A: Yes and the moves are quite sharp and that is the market going up or down 20 percent and within that other stocks are swinging. If people think it is a good election result and people expect domestic sector would do well on the back of it and if the markets are up 20 percent, a lot of the cyclicals would be up 25-30 percent and you cannot react.
We don’t like reacting, we try to proactively position our portfolios ahead of time. We are not a momentum investor. Yes, we make mistakes, it is not a smooth ride and there are going to be bumps along the way. Election would be interesting. It is a bit too early to talk about the election but looking ahead, it is likely to be a positive outcome in our view.
Q: What is the biggest risk according to you getting into Indian stocks right now and what really gives you sleepless nights about the large amount of money that you have positioned in India, is it a long list?

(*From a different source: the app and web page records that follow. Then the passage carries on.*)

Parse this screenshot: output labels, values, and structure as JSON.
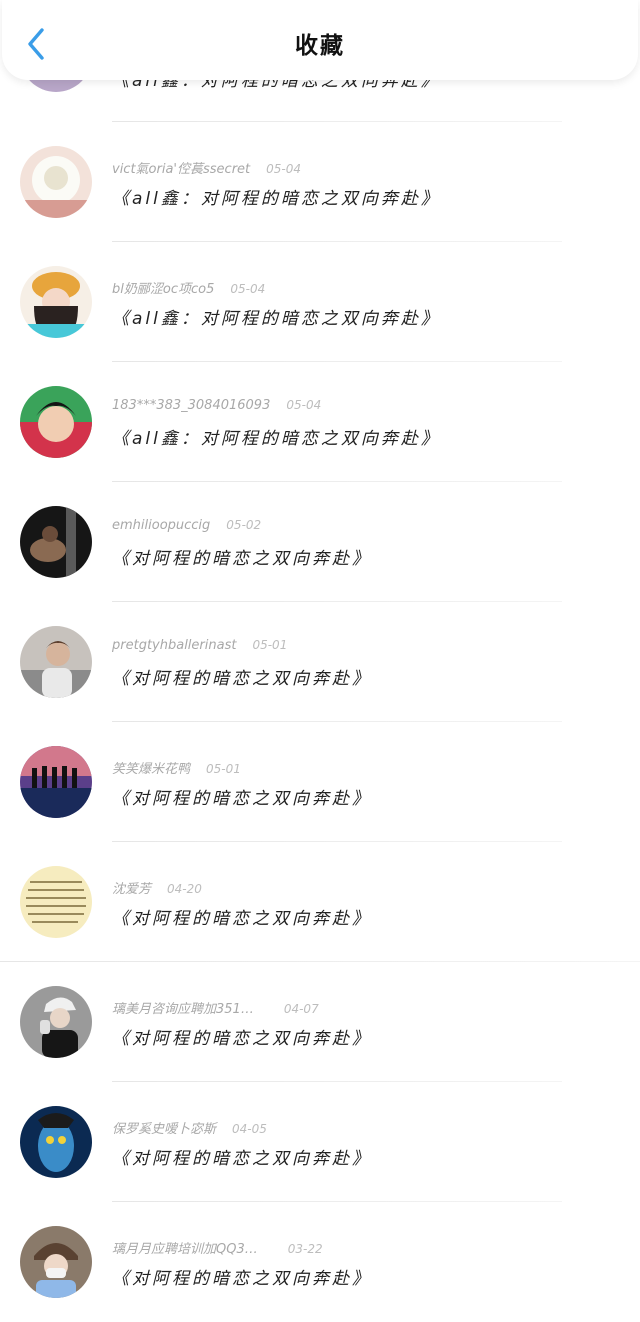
{
  "header": {
    "title": "收藏",
    "back_icon": "chevron-left-icon",
    "accent": "#3a9de8"
  },
  "top_partial_row": {
    "work": "《all鑫：对阿程的暗恋之双向奔赴》"
  },
  "items": [
    {
      "user": "vict氣oria'倥萇ssecret",
      "date": "05-04",
      "work": "《all鑫：对阿程的暗恋之双向奔赴》"
    },
    {
      "user": "bl奶郦涩oc项co5",
      "date": "05-04",
      "work": "《all鑫：对阿程的暗恋之双向奔赴》"
    },
    {
      "user": "183***383_3084016093",
      "date": "05-04",
      "work": "《all鑫：对阿程的暗恋之双向奔赴》"
    },
    {
      "user": "emhilioopuccig",
      "date": "05-02",
      "work": "《对阿程的暗恋之双向奔赴》"
    },
    {
      "user": "pretgtyhballerinast",
      "date": "05-01",
      "work": "《对阿程的暗恋之双向奔赴》"
    },
    {
      "user": "笑笑爆米花鸭",
      "date": "05-01",
      "work": "《对阿程的暗恋之双向奔赴》"
    },
    {
      "user": "沈爱芳",
      "date": "04-20",
      "work": "《对阿程的暗恋之双向奔赴》"
    },
    {
      "user": "璃美月咨询应聘加351…",
      "date": "04-07",
      "work": "《对阿程的暗恋之双向奔赴》"
    },
    {
      "user": "保罗奚史嗳卜宓斯",
      "date": "04-05",
      "work": "《对阿程的暗恋之双向奔赴》"
    },
    {
      "user": "璃月月应聘培训加QQ3…",
      "date": "03-22",
      "work": "《对阿程的暗恋之双向奔赴》"
    }
  ]
}
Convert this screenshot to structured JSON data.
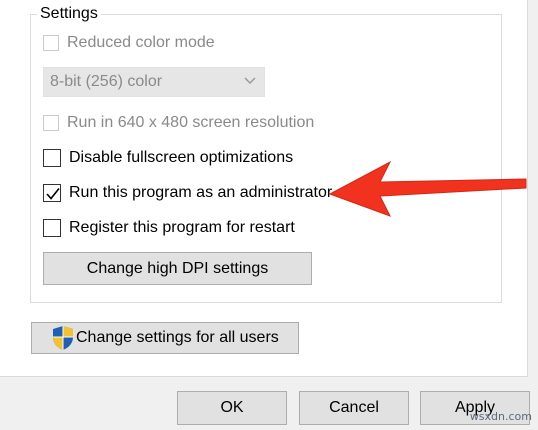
{
  "settings": {
    "title": "Settings",
    "reduced_color": {
      "label": "Reduced color mode",
      "checked": false,
      "enabled": false
    },
    "color_select": {
      "value": "8-bit (256) color",
      "enabled": false
    },
    "run_640": {
      "label": "Run in 640 x 480 screen resolution",
      "checked": false,
      "enabled": false
    },
    "disable_fullscreen": {
      "label": "Disable fullscreen optimizations",
      "checked": false,
      "enabled": true
    },
    "run_as_admin": {
      "label": "Run this program as an administrator",
      "checked": true,
      "enabled": true
    },
    "register_restart": {
      "label": "Register this program for restart",
      "checked": false,
      "enabled": true
    },
    "dpi_button": "Change high DPI settings"
  },
  "all_users_button": "Change settings for all users",
  "dialog_buttons": {
    "ok": "OK",
    "cancel": "Cancel",
    "apply": "Apply"
  },
  "annotation": {
    "arrow_color": "#f0321e"
  },
  "watermark": "wsxdn.com",
  "icons": {
    "check": "checkmark-icon",
    "chevron": "chevron-down-icon",
    "shield": "uac-shield-icon"
  }
}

A: No not a long list. The main thing for us is to ensure that India gets through a lot of these hiccups we have seen over the last two-three years and you see the government delivering on the policy front, irrespective of whichever government it is state level or central level, it should be delivering on reforms. Some of the measures are interesting. In the Railway Budget there was a proposal to link freight rates to diesel prices. At some stage they might do it with passenger fares.
However, if you try to delink the two and the government focuses on proactive policy framework, level playing field, good governance and so on and then let the foreign, domestic private sector come in and take advantage of the opportunities that exist in India.